Harris and Pence — Not Exactly Moving the Needle in Lackluster Debate

Moderator Susan Page, Washington Bureau Chief for USA Today, explains the rules to Vice President Mike Pence and Democratic vice presidential candidate Sen. Kamala Harris, D-Calif., during the vice presidential debate Wednesday, Oct. 7, 2020, at Kingsbury Hall on the campus of the University of Utah in Salt Lake City. (AP Photo/Patrick Semansky)

The 90-minute debate between Vice President Mike Pence and Senator Kamala Harris took place Wednesday at the University of Utah’s Kingsbury Hall in Salt Lake City. Issues pertaining to the coronavirus, the Supreme Court, taxes, abortion, racial inequality and climate change were some topics that were addressed.

In the beginning of the debate, Harris expressed concern for President Trump’s health, while Pence congratulated Harris on the “historic nature” of her nomination as the first black woman vice presidential candidate of a major party.

However, throughout the debate there were several interruptions from Pence, leading to reprimands from Harris and debate moderator Susan Page. There were also some questions both candidates avoided answering directly, as they focused on speaking about issues of their preference instead. Nonetheless, the exchange between both candidates was more amicable in comparison to the chaotic presidential debate last week.

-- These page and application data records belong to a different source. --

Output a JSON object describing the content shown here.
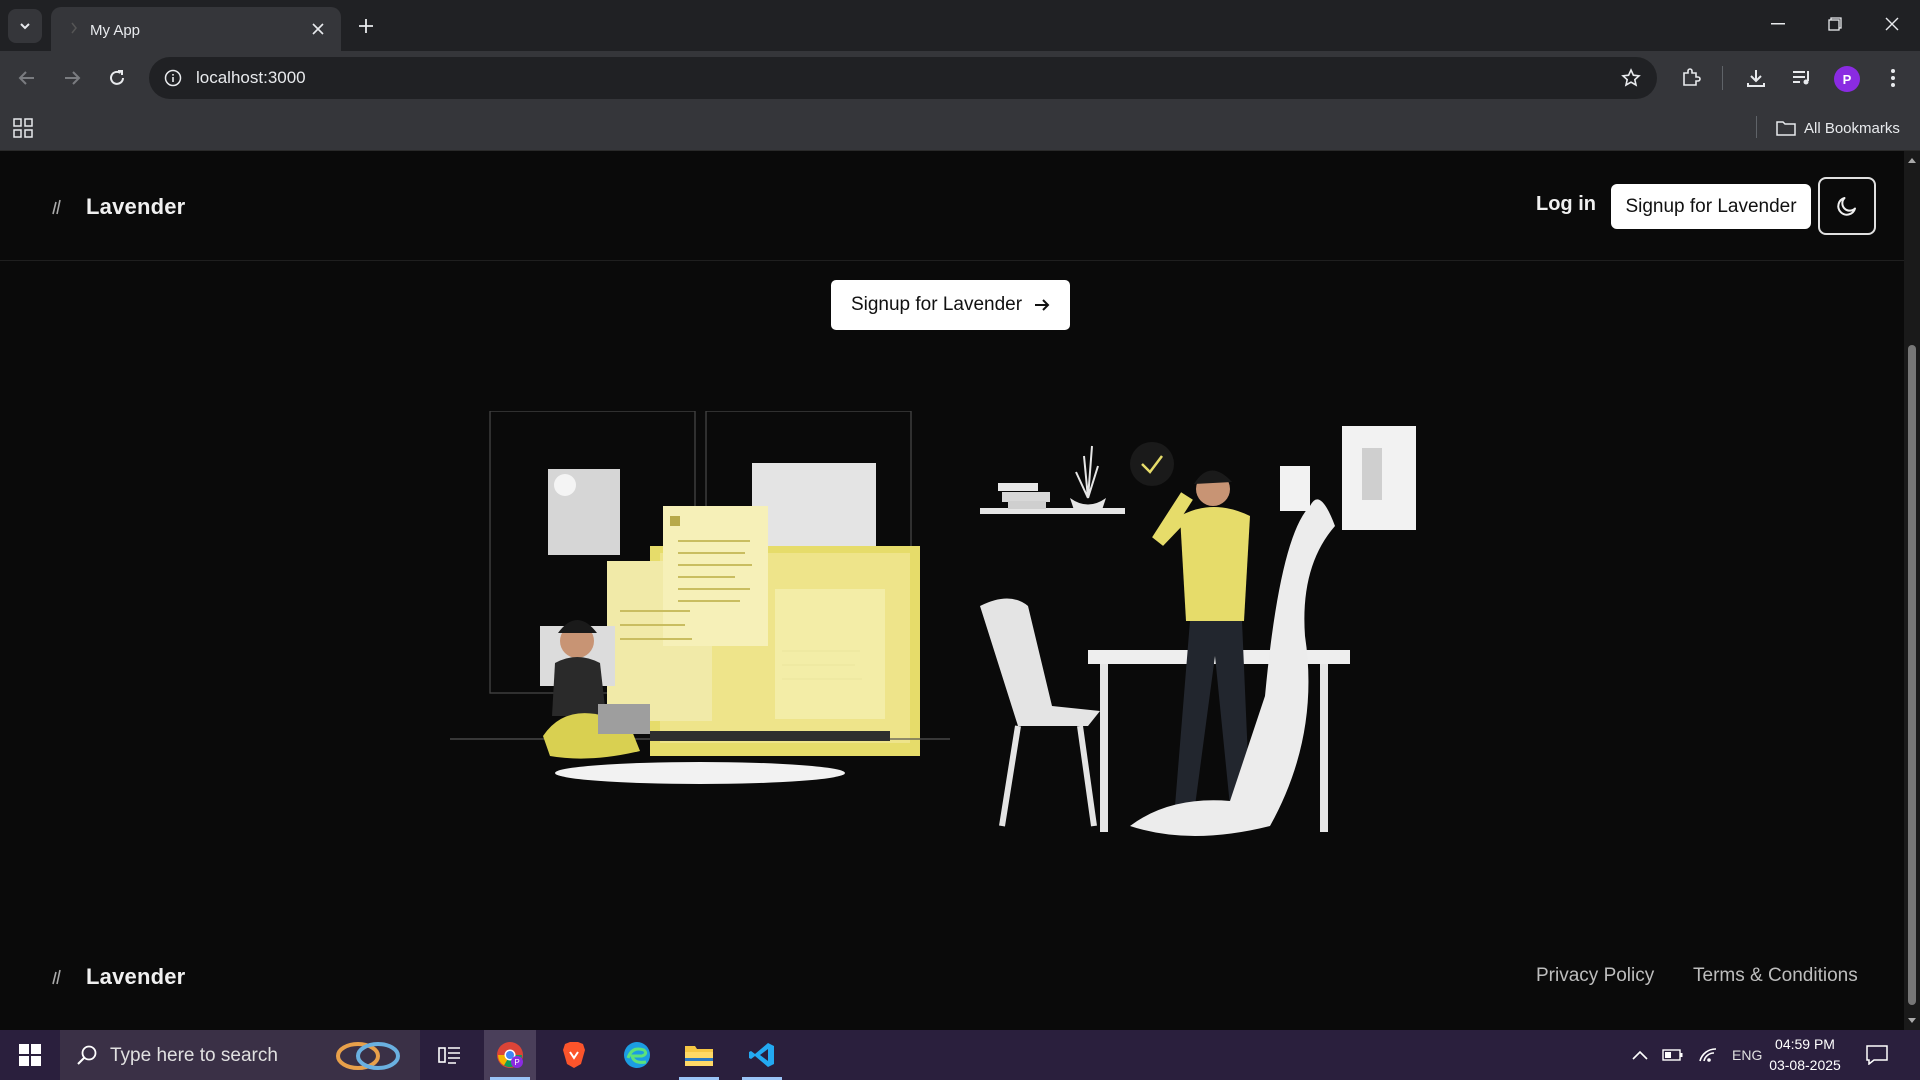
{
  "browser": {
    "tab_title": "My App",
    "url": "localhost:3000",
    "bookmarks_label": "All Bookmarks",
    "profile_initial": "P"
  },
  "site": {
    "brand": "Lavender",
    "nav": {
      "login": "Log in",
      "signup": "Signup for Lavender"
    },
    "cta": "Signup for Lavender",
    "footer": {
      "brand": "Lavender",
      "privacy": "Privacy Policy",
      "terms": "Terms & Conditions"
    }
  },
  "taskbar": {
    "search_placeholder": "Type here to search",
    "language": "ENG",
    "time": "04:59 PM",
    "date": "03-08-2025"
  },
  "icons": [
    "tab-search-icon",
    "favicon",
    "close-icon",
    "plus-icon",
    "minimize-icon",
    "restore-icon",
    "back-icon",
    "forward-icon",
    "reload-icon",
    "site-info-icon",
    "bookmark-star-icon",
    "extensions-icon",
    "download-icon",
    "media-icon",
    "menu-icon",
    "apps-grid-icon",
    "folder-icon",
    "lavender-logo-icon",
    "moon-icon",
    "arrow-right-icon",
    "windows-start-icon",
    "search-icon",
    "task-view-icon",
    "chrome-icon",
    "brave-icon",
    "edge-icon",
    "file-explorer-icon",
    "vscode-icon",
    "chevron-up-icon",
    "battery-icon",
    "wifi-icon",
    "notification-icon"
  ]
}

Most remarkably, Pence and Harris defended their positions on the response to the coronavirus, as Harris bashed the Trump administration’s actions. However, Pence retorted that the administration’s response saved lives. Pence went on, “The reality is, Dr. [Anthony] Fauci said everything that he told the president in the Oval Office the president told the American people.”

However, even more notable was the closing question, composed by an eighth-grade Utah student who inquired about political leaders being unable to get along with each other and how this has led to a dichotomy within the nation. In response, Pence criticized the media, stating that things are not always how they appear. He then went on to give the example of the late Ruth Bader Ginsburg and Antonin Scalia, explaining that although the two Supreme Court justices did not agree on political issues, they still came together as Americans, adding, “Here in America, we can disagree.” Harris used the question to focus on the division of the country and how Biden, if elected, will bring people together. “Joe Biden has a history of lifting people up and fighting for their dignity,” she said.

Despite Trump testing positive for coronavirus, the second presidential debate is still scheduled for next week on October 15.

Join the conversation!

We have no tolerance for comments containing violence, racism, profanity, vulgarity, doxing, or discourteous behavior. If a comment is spam, instead of replying to it please hover over that comment, click the ∨ icon, and mark it as spam. Thank you for partnering with us to maintain fruitful conversation.